PerkinElmer didn't come out with this particular COVID-19 test until July, and didn't get an Emergency Use Authorization (EAU) from the Food and Drug Administration (FDA) for it until Oct. 29. It's the second COVID-19 test that the company has gotten approval for this year. In March, the company got an EAU from the FDA for its Polymerase Chain Reaction Test (RT-PCR) test, a molecular test that diagnoses the SARS-CoV-2 RNA in patients.
What's different about its new dry blood spot-based COVID-19 test is it speed, throughput and accuracy. The dry blood samples are taken with a finger-prick collection device, and are highly sensitive, ranked at the top for sensitivity by FDA among COVID-19 tests.
Not a one-year wonder
The company has certainly been helped by the need for coronavirus testing, but to me, its ability to quickly react to the situation is why it has done better than its peers. PerkinElmer has dramatically improved its earnings before interest, taxes, depreciation and amortization (EBITDA) margins this year, but it also has been steadily building revenue for six consecutive years, and particularly the past three years.
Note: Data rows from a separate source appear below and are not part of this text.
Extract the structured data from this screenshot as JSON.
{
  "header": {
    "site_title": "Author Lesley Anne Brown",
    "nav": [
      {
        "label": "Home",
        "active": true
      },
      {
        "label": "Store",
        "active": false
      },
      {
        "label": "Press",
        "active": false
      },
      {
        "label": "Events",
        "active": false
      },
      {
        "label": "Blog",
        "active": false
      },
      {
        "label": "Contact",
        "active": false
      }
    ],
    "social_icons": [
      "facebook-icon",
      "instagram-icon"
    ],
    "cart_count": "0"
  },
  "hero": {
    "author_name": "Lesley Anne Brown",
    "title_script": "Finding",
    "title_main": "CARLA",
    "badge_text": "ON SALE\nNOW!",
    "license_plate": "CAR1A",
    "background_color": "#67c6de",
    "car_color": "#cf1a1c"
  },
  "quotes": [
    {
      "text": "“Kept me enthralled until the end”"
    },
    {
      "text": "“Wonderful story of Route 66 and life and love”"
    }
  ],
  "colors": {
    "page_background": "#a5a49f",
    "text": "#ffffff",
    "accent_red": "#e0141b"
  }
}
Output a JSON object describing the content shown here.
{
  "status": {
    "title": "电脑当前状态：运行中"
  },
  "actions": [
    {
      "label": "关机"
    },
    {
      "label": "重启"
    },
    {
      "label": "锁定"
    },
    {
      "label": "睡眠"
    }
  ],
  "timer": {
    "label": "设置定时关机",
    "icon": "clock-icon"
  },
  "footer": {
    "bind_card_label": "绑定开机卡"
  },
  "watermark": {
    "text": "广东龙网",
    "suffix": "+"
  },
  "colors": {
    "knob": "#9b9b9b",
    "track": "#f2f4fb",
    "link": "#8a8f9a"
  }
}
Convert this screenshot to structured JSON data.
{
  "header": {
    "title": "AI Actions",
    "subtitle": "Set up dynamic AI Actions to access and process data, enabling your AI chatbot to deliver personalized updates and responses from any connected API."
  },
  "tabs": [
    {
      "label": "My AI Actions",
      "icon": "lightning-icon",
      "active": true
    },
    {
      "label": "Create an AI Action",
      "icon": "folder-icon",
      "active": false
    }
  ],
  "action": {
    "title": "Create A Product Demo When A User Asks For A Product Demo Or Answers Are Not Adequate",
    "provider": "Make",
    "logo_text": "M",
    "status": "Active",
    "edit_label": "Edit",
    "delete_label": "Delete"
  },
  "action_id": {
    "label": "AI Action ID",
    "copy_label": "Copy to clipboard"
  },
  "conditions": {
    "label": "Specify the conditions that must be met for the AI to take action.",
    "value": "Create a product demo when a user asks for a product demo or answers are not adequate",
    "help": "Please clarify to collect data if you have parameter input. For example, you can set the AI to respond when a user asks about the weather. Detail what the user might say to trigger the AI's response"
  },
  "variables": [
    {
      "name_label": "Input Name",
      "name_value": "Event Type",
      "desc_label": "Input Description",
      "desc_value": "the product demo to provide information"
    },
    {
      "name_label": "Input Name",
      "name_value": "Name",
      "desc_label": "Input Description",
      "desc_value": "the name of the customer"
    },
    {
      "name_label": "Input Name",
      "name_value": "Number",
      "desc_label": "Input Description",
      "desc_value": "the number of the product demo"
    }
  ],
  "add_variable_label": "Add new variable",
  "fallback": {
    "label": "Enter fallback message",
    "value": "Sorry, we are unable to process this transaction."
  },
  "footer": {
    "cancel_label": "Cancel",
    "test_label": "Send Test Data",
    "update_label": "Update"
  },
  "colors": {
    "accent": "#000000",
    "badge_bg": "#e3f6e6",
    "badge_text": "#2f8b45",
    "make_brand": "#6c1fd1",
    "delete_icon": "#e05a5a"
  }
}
Looking beyond COVID testing, it is making inroads by offering businesses speedy and accurate food safety and quality controls for meat, poultry and seafood.
It is also concentrating on helping pharmaceutical companies bring drugs to market sooner. In November, the healthcare company announced its plans to close on the purchase of Horizon Discovery, a cell engineering company, for $383 million in the first quarter of 2021. PerkinElmer said the move allows it to add gene editing and gene modulation tools to its life sciences and applied genomics solutions.
That's a huge area of growth potential for PerkinElmer. The gene-editing market is expected to have a compound annual growth rate of 17% over the next five years, according to one study.
While the company has moved swiftly to respond to the pandemic with 15 COVID-related products released this year, it also came out with 20 non-COVID products. The same molecular diagnostic expertise that helped the company develop its COVID-19 tests will help it expand its portfolio of assays to identify diseases that are difficult to diagnose.
I see a lot of potential for the company in applied genomics. The company sees an opportunity by taking the complexity out of analysis for its customers, helping scientists speed up workflows and by efficiently screening potential drug trial candidates, or by coming up with faster and more accurate screening for safer food and industrial processes.
I recommend the stock partly because of its improved financials, but also because it is well positioned to benefit from the importance of gene editing in the pharmaceutical industry, focusing on being a solutions-based company that adapts to market problems, rather than one that makes products that seek a market.